*** INPUT FOR THIS TASK Section Begins ***

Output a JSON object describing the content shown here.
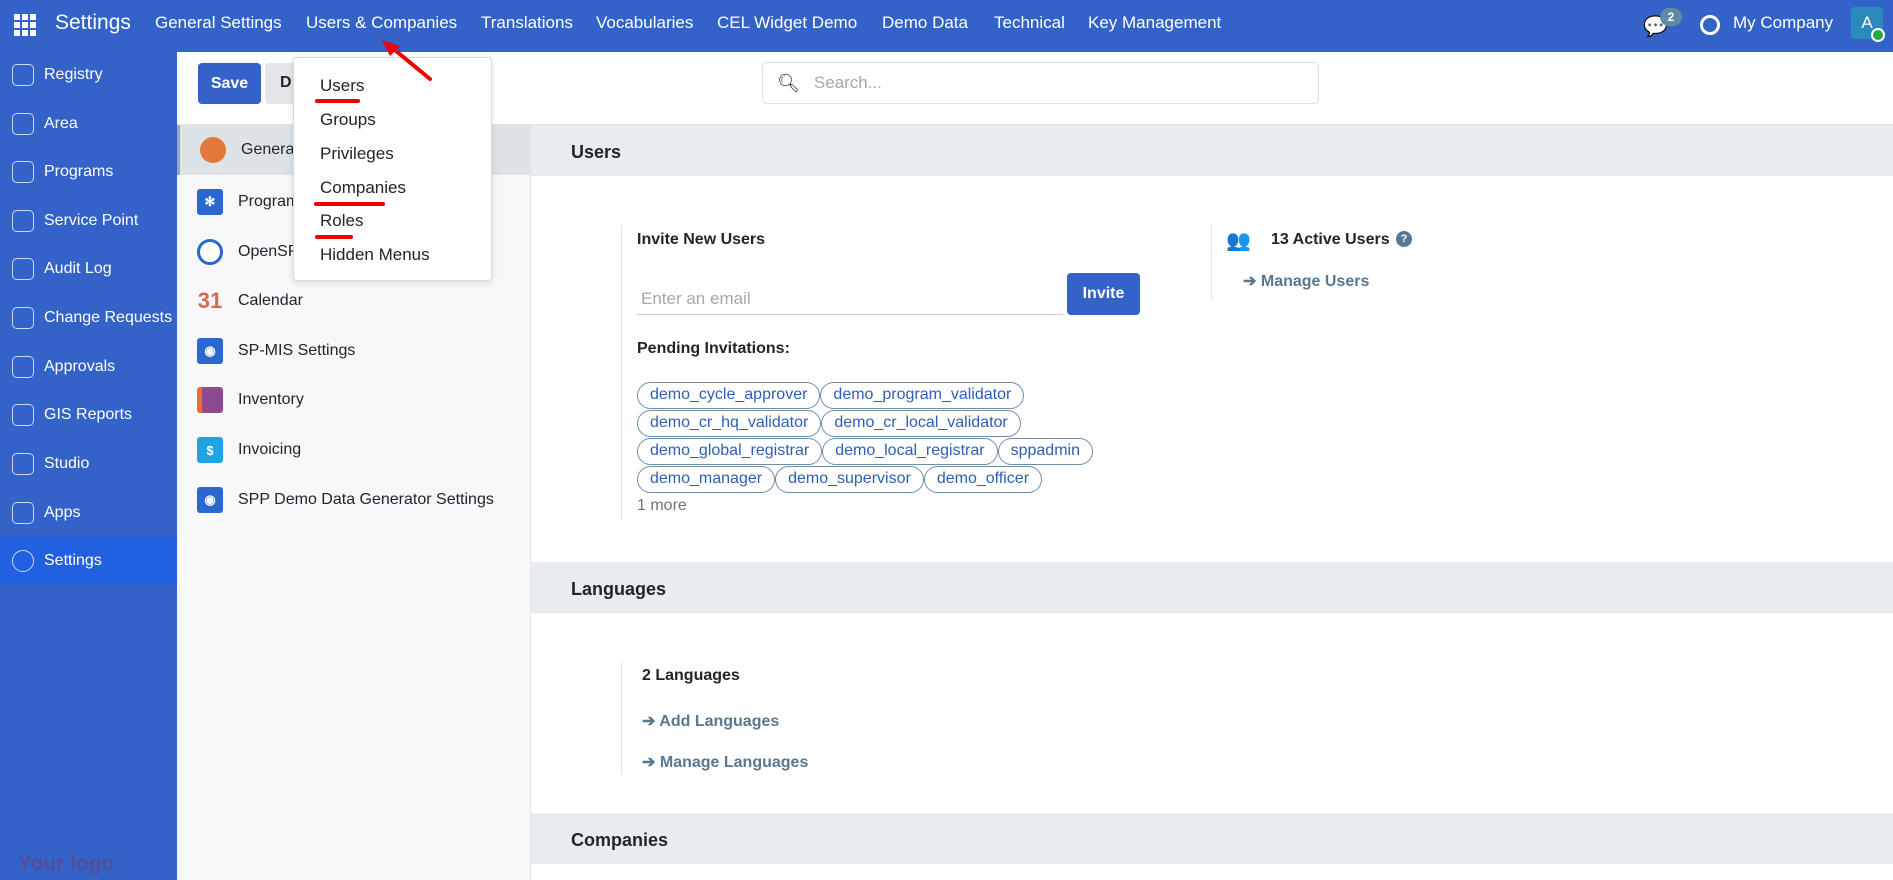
{
  "topbar": {
    "brand": "Settings",
    "menus": [
      "General Settings",
      "Users & Companies",
      "Translations",
      "Vocabularies",
      "CEL Widget Demo",
      "Demo Data",
      "Technical",
      "Key Management"
    ],
    "chat_badge": "2",
    "company": "My Company",
    "avatar": "A",
    "color": "#3363c8"
  },
  "sidebar": {
    "items": [
      "Registry",
      "Area",
      "Programs",
      "Service Point",
      "Audit Log",
      "Change Requests",
      "Approvals",
      "GIS Reports",
      "Studio",
      "Apps",
      "Settings"
    ],
    "active": "Settings",
    "logo": "Your logo"
  },
  "control": {
    "save": "Save",
    "discard": "D",
    "search_placeholder": "Search..."
  },
  "apps": [
    "General Settings",
    "Programs",
    "OpenSPP",
    "Calendar",
    "SP-MIS Settings",
    "Inventory",
    "Invoicing",
    "SPP Demo Data Generator Settings"
  ],
  "apps_visible": [
    "General",
    "Program",
    "OpenSP",
    "Calendar",
    "SP-MIS Settings",
    "Inventory",
    "Invoicing",
    "SPP Demo Data Generator Settings"
  ],
  "dropdown": {
    "items": [
      "Users",
      "Groups",
      "Privileges",
      "Companies",
      "Roles",
      "Hidden Menus"
    ],
    "underlined": [
      "Users",
      "Companies",
      "Roles"
    ]
  },
  "users": {
    "title": "Users",
    "invite_title": "Invite New Users",
    "email_placeholder": "Enter an email",
    "invite_button": "Invite",
    "pending_label": "Pending Invitations:",
    "pending": [
      "demo_cycle_approver",
      "demo_program_validator",
      "demo_cr_hq_validator",
      "demo_cr_local_validator",
      "demo_global_registrar",
      "demo_local_registrar",
      "sppadmin",
      "demo_manager",
      "demo_supervisor",
      "demo_officer"
    ],
    "more": "1 more",
    "active_users": "13 Active Users",
    "manage_users": "Manage Users"
  },
  "languages": {
    "title": "Languages",
    "count": "2 Languages",
    "add": "Add Languages",
    "manage": "Manage Languages"
  },
  "companies": {
    "title": "Companies"
  }
}
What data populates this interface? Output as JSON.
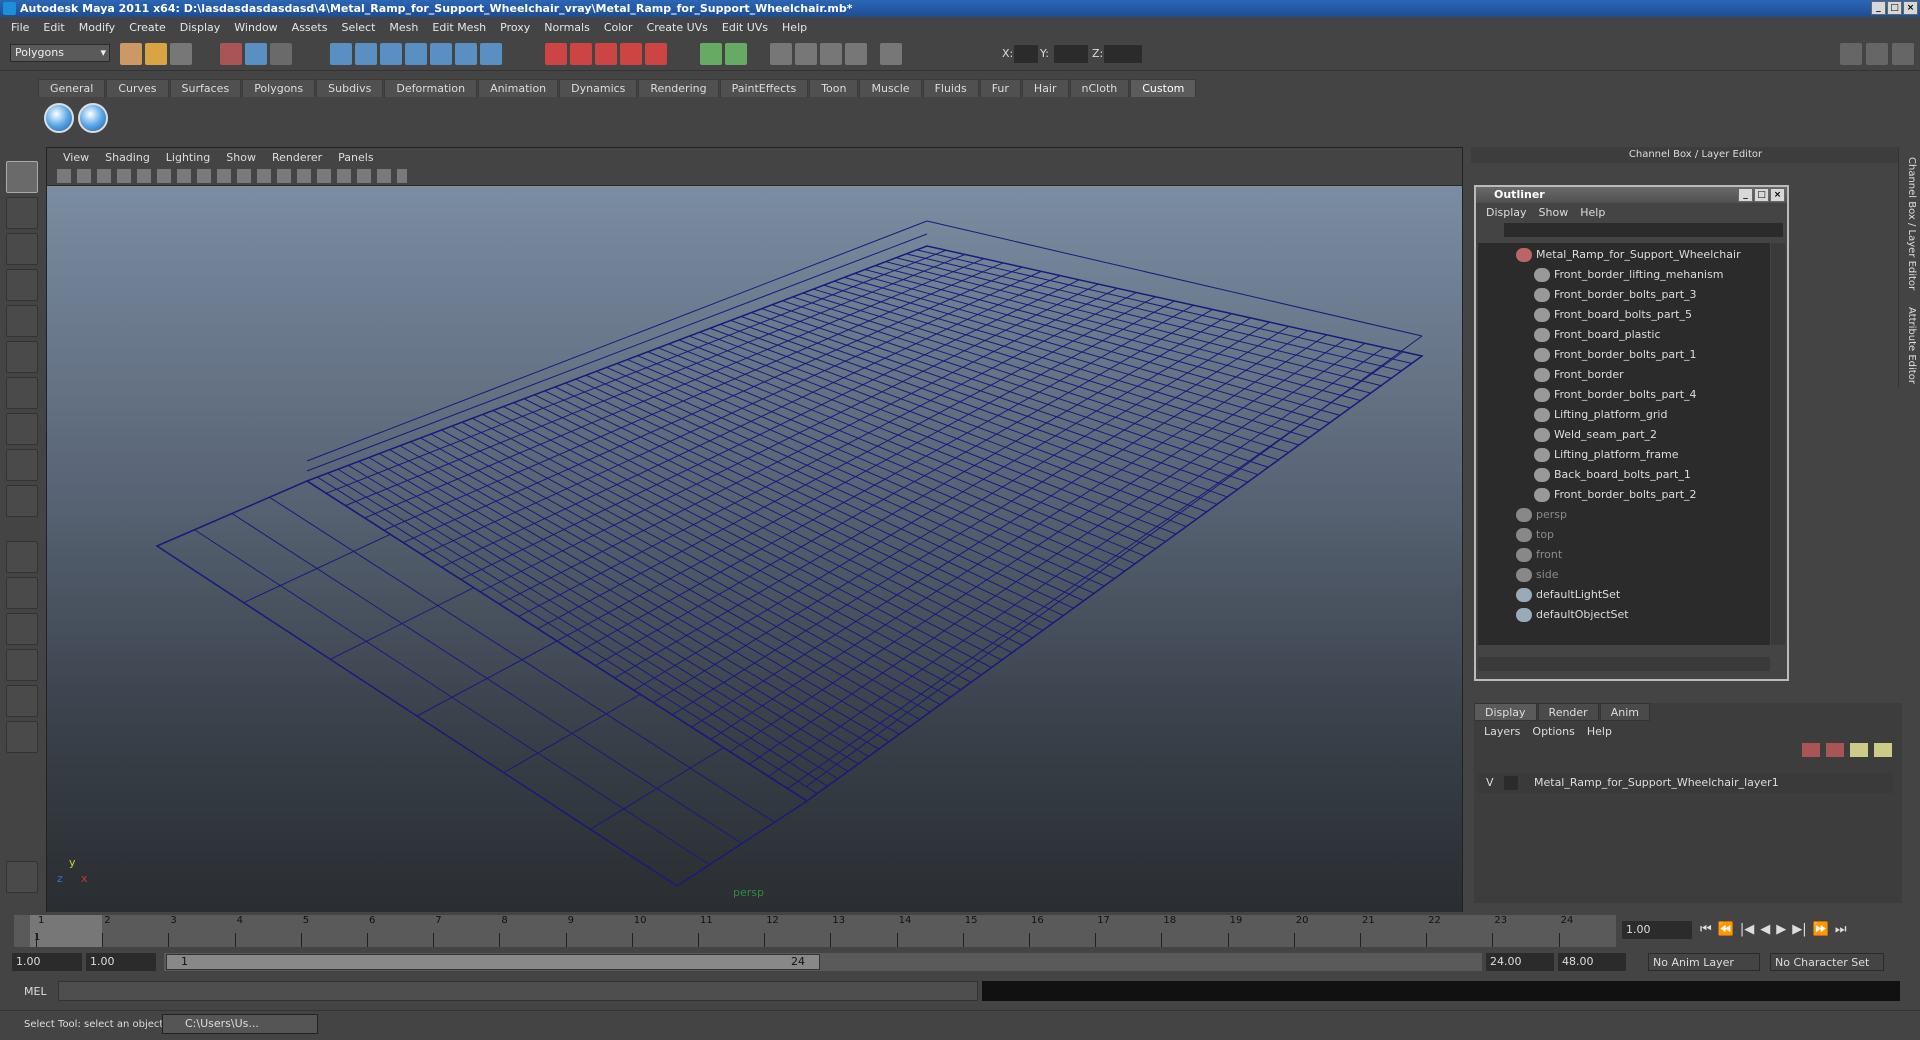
{
  "window": {
    "title": "Autodesk Maya 2011 x64: D:\\lasdasdasdasdasd\\4\\Metal_Ramp_for_Support_Wheelchair_vray\\Metal_Ramp_for_Support_Wheelchair.mb*"
  },
  "menu": [
    "File",
    "Edit",
    "Modify",
    "Create",
    "Display",
    "Window",
    "Assets",
    "Select",
    "Mesh",
    "Edit Mesh",
    "Proxy",
    "Normals",
    "Color",
    "Create UVs",
    "Edit UVs",
    "Help"
  ],
  "status": {
    "mode": "Polygons",
    "x_label": "X:",
    "y_label": "Y:",
    "z_label": "Z:"
  },
  "shelf_tabs": [
    "General",
    "Curves",
    "Surfaces",
    "Polygons",
    "Subdivs",
    "Deformation",
    "Animation",
    "Dynamics",
    "Rendering",
    "PaintEffects",
    "Toon",
    "Muscle",
    "Fluids",
    "Fur",
    "Hair",
    "nCloth",
    "Custom"
  ],
  "shelf_active": "Custom",
  "viewport": {
    "menu": [
      "View",
      "Shading",
      "Lighting",
      "Show",
      "Renderer",
      "Panels"
    ],
    "camera_label": "persp",
    "axis_y": "y",
    "axis_x": "x",
    "axis_z": "z",
    "wire_color": "#1a1a7a"
  },
  "channel_box": {
    "title": "Channel Box / Layer Editor"
  },
  "outliner": {
    "title": "Outliner",
    "menu": [
      "Display",
      "Show",
      "Help"
    ],
    "root": "Metal_Ramp_for_Support_Wheelchair",
    "children": [
      "Front_border_lifting_mehanism",
      "Front_border_bolts_part_3",
      "Front_board_bolts_part_5",
      "Front_board_plastic",
      "Front_border_bolts_part_1",
      "Front_border",
      "Front_border_bolts_part_4",
      "Lifting_platform_grid",
      "Weld_seam_part_2",
      "Lifting_platform_frame",
      "Back_board_bolts_part_1",
      "Front_border_bolts_part_2"
    ],
    "cameras": [
      "persp",
      "top",
      "front",
      "side"
    ],
    "sets": [
      "defaultLightSet",
      "defaultObjectSet"
    ]
  },
  "layers": {
    "tabs": [
      "Display",
      "Render",
      "Anim"
    ],
    "menu": [
      "Layers",
      "Options",
      "Help"
    ],
    "visibility": "V",
    "layer_name": "Metal_Ramp_for_Support_Wheelchair_layer1"
  },
  "timeline": {
    "ticks": [
      "1",
      "2",
      "3",
      "4",
      "5",
      "6",
      "7",
      "8",
      "9",
      "10",
      "11",
      "12",
      "13",
      "14",
      "15",
      "16",
      "17",
      "18",
      "19",
      "20",
      "21",
      "22",
      "23",
      "24"
    ],
    "current_frame": "1.00",
    "cursor_label": "1"
  },
  "range": {
    "start": "1.00",
    "start2": "1.00",
    "range_start": "1",
    "range_end": "24",
    "end": "24.00",
    "end2": "48.00",
    "anim_layer": "No Anim Layer",
    "char_set": "No Character Set"
  },
  "cmd": {
    "label": "MEL"
  },
  "help": {
    "text": "Select Tool: select an object",
    "task": "C:\\Users\\Us..."
  },
  "side_tabs": [
    "Channel Box / Layer Editor",
    "Attribute Editor"
  ]
}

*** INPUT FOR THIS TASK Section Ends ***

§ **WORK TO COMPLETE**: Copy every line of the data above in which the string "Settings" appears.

§ **EXPECTED ANSWER**:
    "brand": "Settings",
      "General Settings",
      "Settings"
    "active": "Settings",
    "General Settings",
    "SP-MIS Settings",
    "SPP Demo Data Generator Settings"
    "SP-MIS Settings",
    "SPP Demo Data Generator Settings"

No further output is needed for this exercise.